§ **Instructions for the task**: Search the listing below for the string "arrow", then copy every line it appears in.

§ **Record extracts**:
[Start of Attachment]

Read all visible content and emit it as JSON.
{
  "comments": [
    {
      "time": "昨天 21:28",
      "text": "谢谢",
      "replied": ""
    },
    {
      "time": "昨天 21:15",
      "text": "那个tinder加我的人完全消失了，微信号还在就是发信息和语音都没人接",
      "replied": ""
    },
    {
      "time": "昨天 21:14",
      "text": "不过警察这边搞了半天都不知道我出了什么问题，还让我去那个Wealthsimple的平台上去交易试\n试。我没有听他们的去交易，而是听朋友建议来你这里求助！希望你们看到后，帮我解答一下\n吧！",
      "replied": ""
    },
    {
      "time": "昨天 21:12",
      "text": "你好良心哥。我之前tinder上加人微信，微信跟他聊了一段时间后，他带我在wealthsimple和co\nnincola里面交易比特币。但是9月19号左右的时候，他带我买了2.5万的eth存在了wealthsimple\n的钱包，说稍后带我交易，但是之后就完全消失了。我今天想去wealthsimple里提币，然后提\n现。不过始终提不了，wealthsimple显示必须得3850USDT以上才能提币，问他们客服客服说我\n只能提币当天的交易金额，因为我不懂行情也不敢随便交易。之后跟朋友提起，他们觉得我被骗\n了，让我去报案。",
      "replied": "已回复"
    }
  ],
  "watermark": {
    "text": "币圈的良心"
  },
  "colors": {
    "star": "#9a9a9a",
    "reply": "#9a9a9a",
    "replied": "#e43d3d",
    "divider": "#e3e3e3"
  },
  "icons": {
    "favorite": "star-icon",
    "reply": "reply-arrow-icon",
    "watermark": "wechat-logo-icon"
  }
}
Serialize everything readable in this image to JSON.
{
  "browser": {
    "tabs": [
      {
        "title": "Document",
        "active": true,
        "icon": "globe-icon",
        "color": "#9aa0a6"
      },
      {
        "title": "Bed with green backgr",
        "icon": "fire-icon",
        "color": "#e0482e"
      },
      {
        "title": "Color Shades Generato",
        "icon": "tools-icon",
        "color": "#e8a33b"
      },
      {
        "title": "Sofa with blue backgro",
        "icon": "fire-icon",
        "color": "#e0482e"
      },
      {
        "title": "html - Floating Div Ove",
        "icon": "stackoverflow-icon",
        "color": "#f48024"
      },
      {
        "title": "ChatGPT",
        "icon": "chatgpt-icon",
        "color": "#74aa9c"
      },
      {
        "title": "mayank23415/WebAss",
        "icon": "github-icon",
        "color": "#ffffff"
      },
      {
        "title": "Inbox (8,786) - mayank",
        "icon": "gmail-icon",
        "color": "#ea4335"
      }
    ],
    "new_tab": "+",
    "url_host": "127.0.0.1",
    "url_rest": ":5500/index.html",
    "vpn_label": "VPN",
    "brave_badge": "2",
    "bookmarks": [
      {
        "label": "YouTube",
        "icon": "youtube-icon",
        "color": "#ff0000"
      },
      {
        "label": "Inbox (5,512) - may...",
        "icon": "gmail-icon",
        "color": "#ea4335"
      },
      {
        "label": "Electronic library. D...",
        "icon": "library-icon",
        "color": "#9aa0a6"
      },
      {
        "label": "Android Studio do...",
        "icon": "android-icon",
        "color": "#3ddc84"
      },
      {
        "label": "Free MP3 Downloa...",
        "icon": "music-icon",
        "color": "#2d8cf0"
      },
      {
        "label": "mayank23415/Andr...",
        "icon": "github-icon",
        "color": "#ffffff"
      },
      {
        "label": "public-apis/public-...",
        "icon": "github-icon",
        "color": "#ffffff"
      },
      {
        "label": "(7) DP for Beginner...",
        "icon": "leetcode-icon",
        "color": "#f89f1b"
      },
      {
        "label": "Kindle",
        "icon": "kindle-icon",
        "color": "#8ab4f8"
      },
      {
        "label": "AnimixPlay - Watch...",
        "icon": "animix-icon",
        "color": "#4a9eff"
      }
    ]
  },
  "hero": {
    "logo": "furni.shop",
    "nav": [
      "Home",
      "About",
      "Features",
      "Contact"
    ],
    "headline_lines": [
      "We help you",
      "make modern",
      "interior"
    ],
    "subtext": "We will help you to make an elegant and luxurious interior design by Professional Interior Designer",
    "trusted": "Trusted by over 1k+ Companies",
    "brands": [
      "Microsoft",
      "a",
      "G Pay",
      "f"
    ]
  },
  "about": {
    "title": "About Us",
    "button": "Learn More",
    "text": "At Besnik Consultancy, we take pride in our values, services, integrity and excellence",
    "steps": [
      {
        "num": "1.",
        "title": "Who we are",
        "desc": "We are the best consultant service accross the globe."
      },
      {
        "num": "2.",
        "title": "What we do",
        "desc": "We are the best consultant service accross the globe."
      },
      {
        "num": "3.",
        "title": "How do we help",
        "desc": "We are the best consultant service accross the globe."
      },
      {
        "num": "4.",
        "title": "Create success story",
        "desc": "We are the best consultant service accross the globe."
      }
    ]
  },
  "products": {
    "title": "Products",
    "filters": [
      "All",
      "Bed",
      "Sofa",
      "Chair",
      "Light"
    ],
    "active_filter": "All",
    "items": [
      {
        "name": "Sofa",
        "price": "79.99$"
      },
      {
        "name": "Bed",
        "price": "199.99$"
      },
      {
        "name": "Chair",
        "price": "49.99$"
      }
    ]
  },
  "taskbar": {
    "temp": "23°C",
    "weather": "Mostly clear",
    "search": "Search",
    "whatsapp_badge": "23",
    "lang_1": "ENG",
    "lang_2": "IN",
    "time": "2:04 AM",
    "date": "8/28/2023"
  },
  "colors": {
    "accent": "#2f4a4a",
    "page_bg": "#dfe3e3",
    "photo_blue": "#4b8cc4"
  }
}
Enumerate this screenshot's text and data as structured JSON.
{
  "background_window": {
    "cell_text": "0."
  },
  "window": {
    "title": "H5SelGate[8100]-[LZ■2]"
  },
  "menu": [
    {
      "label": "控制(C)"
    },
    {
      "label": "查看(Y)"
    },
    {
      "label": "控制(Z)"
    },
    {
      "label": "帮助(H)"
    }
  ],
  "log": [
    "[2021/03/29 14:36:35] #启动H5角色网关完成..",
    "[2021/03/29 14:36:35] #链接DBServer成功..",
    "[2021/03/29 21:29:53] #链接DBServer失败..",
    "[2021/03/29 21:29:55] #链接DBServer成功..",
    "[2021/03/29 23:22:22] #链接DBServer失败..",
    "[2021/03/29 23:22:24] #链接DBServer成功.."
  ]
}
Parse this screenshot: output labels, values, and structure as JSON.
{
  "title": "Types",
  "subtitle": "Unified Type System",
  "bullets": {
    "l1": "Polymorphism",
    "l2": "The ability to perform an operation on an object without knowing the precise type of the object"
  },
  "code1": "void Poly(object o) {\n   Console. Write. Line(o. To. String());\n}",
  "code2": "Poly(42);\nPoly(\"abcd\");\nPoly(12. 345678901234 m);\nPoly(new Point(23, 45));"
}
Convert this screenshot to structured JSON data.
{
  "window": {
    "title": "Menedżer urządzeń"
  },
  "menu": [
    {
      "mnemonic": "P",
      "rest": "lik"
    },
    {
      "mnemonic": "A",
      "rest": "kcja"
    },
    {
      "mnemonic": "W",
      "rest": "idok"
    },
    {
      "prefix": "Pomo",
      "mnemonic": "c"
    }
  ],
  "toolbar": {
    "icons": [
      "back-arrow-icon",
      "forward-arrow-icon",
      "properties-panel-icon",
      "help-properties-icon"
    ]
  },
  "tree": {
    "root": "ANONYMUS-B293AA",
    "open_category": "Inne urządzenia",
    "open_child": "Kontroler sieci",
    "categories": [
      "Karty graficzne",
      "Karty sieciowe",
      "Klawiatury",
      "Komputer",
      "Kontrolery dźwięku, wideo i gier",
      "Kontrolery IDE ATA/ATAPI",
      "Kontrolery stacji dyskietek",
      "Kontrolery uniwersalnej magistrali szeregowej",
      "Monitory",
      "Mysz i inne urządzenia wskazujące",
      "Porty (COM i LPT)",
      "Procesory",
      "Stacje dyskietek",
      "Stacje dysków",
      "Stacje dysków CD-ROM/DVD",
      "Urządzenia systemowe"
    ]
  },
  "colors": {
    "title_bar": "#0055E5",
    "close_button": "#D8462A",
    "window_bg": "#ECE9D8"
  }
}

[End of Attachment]

§ **Task response**:
    "reply": "reply-arrow-icon",
      "back-arrow-icon",
      "forward-arrow-icon",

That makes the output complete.